_WHAT IS EXPECTED_: Every line with the string "exposure" should be copied from the data.

Segment Start: ENTRIES PROVIDED

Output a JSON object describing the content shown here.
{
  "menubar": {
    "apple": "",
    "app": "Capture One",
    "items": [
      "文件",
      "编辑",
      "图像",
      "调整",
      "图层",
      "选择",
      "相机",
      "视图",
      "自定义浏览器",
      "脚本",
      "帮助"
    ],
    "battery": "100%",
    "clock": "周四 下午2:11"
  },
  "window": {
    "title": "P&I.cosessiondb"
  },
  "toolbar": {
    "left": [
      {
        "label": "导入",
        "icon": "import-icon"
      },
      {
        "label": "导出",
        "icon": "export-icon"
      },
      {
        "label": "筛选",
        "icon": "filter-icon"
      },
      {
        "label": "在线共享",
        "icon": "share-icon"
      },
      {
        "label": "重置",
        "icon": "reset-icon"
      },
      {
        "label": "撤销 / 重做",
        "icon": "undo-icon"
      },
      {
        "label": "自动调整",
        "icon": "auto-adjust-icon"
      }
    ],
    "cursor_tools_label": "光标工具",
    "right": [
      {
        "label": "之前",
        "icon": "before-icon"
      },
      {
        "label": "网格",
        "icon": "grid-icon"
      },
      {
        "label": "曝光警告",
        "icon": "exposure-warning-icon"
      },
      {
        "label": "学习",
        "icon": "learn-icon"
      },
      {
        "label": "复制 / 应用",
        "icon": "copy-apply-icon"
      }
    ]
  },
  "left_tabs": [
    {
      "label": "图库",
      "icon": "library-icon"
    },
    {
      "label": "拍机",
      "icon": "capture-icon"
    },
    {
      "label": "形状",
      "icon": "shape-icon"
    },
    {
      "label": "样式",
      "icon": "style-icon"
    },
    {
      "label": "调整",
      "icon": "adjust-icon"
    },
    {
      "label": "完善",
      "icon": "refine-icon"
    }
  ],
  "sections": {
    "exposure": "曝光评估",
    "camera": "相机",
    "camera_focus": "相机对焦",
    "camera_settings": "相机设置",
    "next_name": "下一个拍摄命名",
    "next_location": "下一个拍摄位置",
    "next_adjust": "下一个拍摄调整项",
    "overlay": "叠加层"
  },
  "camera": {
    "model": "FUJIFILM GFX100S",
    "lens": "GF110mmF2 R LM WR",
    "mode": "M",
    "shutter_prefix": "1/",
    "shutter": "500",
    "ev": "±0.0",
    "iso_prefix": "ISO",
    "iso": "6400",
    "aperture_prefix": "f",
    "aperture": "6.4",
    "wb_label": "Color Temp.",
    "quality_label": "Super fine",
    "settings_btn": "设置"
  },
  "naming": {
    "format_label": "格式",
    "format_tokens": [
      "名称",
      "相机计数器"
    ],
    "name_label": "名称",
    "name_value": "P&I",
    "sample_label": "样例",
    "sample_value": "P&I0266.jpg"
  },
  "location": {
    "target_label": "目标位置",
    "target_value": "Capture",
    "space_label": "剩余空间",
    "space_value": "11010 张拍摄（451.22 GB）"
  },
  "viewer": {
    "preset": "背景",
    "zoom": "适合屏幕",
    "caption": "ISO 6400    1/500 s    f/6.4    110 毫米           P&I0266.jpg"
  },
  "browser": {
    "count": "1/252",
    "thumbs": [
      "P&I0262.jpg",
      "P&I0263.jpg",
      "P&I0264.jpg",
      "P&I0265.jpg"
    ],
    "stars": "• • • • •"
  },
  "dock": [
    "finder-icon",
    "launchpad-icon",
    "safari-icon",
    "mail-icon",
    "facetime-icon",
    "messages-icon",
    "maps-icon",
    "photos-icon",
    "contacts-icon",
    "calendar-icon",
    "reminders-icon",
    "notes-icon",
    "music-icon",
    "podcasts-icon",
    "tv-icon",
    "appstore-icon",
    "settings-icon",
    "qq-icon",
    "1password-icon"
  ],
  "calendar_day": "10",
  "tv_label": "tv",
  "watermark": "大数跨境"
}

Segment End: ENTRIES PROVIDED

_EXPECTED ANSWER_:
        "icon": "exposure-warning-icon"
    "exposure": "曝光评估",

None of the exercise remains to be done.